An optometrist and lecturer at the University for Development Studies (UDS) Medical School, Dr. Issah Imoro, has encouraged Ghanaians to check any glaucoma effects on the eye and go for early treatment to save their sight.
March is Glaucoma Awareness Month all over the world, and this week (6-12 March) has been dedicated by the international eye health community to increase awareness on glaucoma, under the theme “The World is Bright, Save your Sight from Blindness due to Glaucoma”.
To this end, Dr. Imoro has reminded friends, families and the general public about what Glaucoma is, and what they need to do to protect their sight.
Dr. Imoro further disclosed that the disease accounts for over 19 per cent of all cases of blindness in the country, indicating that it is the most important cause of permanent blindness in Ghana.
He explained that the disease is caused by damage to the nerves, which connect the brain to the eye, pointing out that this damage is caused by pressure on the nerve which results in the human vision gradually fading away.
“Glaucoma is basically described as a group of eye diseases which result in damage to the optic nerve (the nerve that transmits visual information from the retina to the brain) resulting in vision loss, if not well managed,” Dr. Imoro said in news release.
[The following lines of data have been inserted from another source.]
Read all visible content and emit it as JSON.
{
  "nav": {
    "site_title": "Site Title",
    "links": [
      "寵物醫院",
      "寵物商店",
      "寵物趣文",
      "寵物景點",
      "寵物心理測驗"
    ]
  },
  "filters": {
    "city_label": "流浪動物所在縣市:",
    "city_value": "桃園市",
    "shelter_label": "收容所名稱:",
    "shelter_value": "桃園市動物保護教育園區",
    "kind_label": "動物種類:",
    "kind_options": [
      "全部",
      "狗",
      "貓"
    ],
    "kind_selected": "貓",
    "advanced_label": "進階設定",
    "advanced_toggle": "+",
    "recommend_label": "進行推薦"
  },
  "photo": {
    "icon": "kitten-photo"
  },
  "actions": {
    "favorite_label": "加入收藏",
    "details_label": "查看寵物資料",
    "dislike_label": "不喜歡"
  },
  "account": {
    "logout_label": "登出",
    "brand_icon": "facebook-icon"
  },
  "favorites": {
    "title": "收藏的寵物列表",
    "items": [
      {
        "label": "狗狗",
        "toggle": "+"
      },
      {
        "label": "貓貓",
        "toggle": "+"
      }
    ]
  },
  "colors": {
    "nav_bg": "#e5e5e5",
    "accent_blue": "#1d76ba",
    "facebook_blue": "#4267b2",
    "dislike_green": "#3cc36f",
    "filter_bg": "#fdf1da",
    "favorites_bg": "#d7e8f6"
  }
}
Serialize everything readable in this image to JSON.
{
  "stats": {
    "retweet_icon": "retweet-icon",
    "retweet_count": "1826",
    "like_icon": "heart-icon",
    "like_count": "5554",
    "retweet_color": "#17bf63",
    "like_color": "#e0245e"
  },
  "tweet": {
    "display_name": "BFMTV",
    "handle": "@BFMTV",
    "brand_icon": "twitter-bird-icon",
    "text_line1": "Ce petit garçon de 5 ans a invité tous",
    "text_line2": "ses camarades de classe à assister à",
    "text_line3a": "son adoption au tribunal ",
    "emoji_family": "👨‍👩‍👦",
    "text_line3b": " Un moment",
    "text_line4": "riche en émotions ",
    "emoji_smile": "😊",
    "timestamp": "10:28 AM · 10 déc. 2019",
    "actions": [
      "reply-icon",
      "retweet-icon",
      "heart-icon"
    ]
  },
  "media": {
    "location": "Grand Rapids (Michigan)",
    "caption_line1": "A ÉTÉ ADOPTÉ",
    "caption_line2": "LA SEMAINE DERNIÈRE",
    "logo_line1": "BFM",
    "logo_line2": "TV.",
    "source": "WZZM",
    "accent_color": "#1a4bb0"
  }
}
Concerned and management
Touching on why one needs to be concerned about glaucoma, Dr. Imoro stated that vision loss due to Glaucoma is irreversible, stressing that one cannot regain sight that has been lost due to the disease.
According to the optometrist, Glaucoma mostly does not present with any symptoms that will make you seek for medical attention early.
“Glaucoma is a disease that has no symptoms at the early stages and when the symptoms start showing, that is the moment nothing can be done about it. This is the reason why people need to go for regular eye screening to make sure even if they get infected, they could be detected at the early stage and treated. You only realise it when the damage is done to your vision. Hence it is sometimes referred to as the “silent thief of sight”,” he noted.
He added that Ghana has the largest prevalence of Glaucoma in Africa and second in the whole world, saying a majority of people in Ghana are at high risk of having glaucoma.
“Ghana was one of the highest ranking countries in the world affected with glaucoma and over 700,000 Ghanaians were living with the disease,” he pointed out.
Dr. Imoro emphasised that the key to Glaucoma management and prevention is early detection.
“It is important for you to book an eye examination as early as possible. Glaucoma can be transmitted through family lines, so encourage your family to have their eyes examined if you have been diagnosed of Glaucoma,” he said.
He further advised that more attention needs to be given to the disease to help its eradication.